Two teenage boys have launched High Court challenges against their expulsions from school after they posted videos on social media of another pupil snorting a white powder substance during class.
Details of the incident, which the court heard involved the snorting of sugar, were published in an Irish daily newspaper, the High Court heard.
Last month the students, who cannot be identified for legal reasons, were informed the secondary school's board of management had decided they should be excluded from the secondary school they attend.
The board, which is due to formalise its decision later this month, found the students had behaved in a manner that posed a serious threat to the good order and discipline of the school after a classmate asked them to record him ingesting the white powder on their phones.
The incident occurred during the course of a lesson while a teacher was present.
The videos were posted on social media but were not believed to have been seen by many people.
The school was made aware of the videos by one of the boy's mother's, out of her concerns for her son and other student's safety.
Lawyers representing the boys say the board's decisions represent a fundamental breach of fair procedures and constitutional justice, disproportionate and the grounds for their expulsion fly in the face of common sense.
The board also failed to take into account the fact the school principal recommended the teens not be expelled.
It is also claimed the students were told to make statements without being warned the statements would be used against them in a disciplinary process and could be expelled.
In an effort to make the students provide a statement of events, it is also claimed they were told they would not be in any trouble.
At the High Court, Barney Quirke SC appearing with Andrew Whelan BL for one of the pupil's said that he was making the application because the student he represents is due to sit his Leaving Certificate examinations next June.
His client was already out of school and not receiving any education in what is a vital year for him. While it is intended to appeal the formal decision to expel the student, counsel said that process would take some time to complete.
Even if the appeal was successful, counsel said it could be well into the new year before the student could return to school, and a lot of valuable time would be lost.
Counsel said his client has special needs and has a good disciplinary record, which did not seem to be taken into account by the board.
His client did not know what substance the powder was, counsel said the student who ingested had subsequently said it was sugar.
Counsel said that despite the fact that his client's video was seen by a few people, the board seemed to take the view it had been widely published, had come to the attention of persons in neighbouring schools and the Irish Sun newspaper.
Derek Shortall Bl for the second student said his client's action was brought on similar grounds to the other boy, although his client had some previous disciplinary matters, including a suspension for swearing.

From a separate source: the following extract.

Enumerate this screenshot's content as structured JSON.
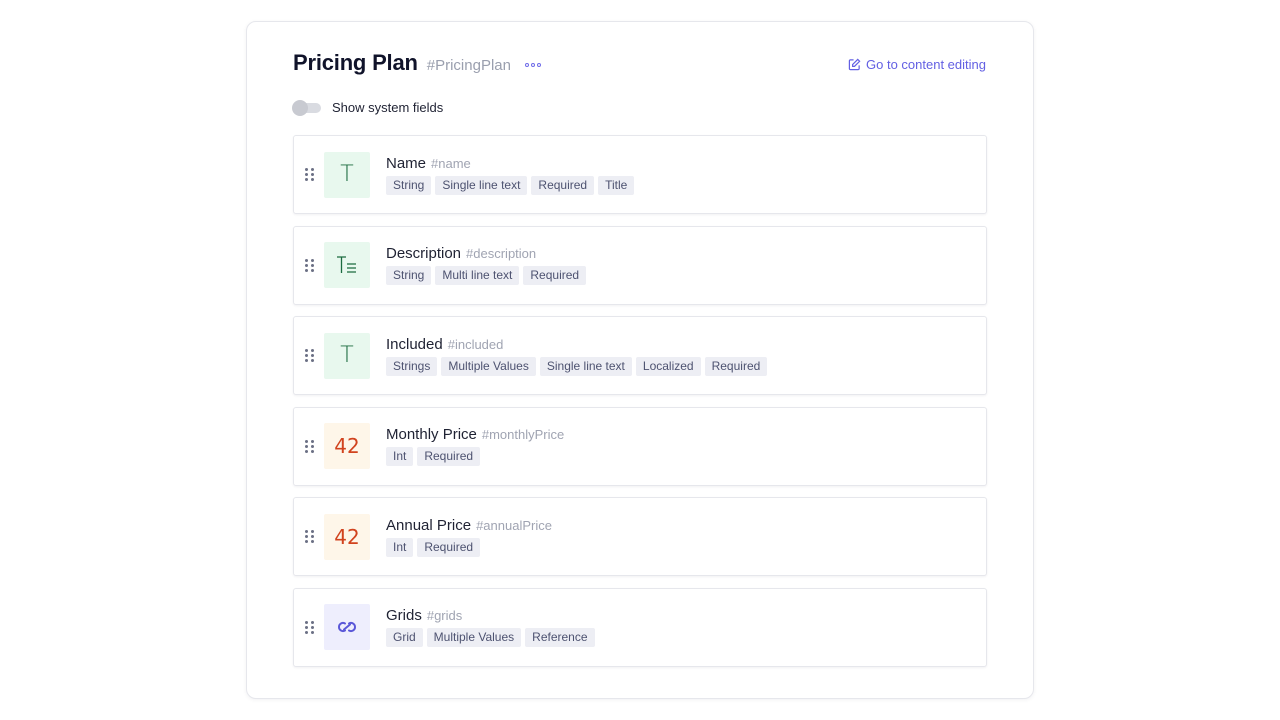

In their proceedings against the school's board of management, the boys seek various orders against the school including an order quashing the decision made last month to expel the boys and that they be readmitted to the school.
They seek declarations that the school's board of management also failed to make reasonable and appropriate provisions for their educational needs.
Permission to bring the actions was granted, on an ex-parte basis, by Mr Justice Seamus Noonan. The matter will return before the court on Thursday.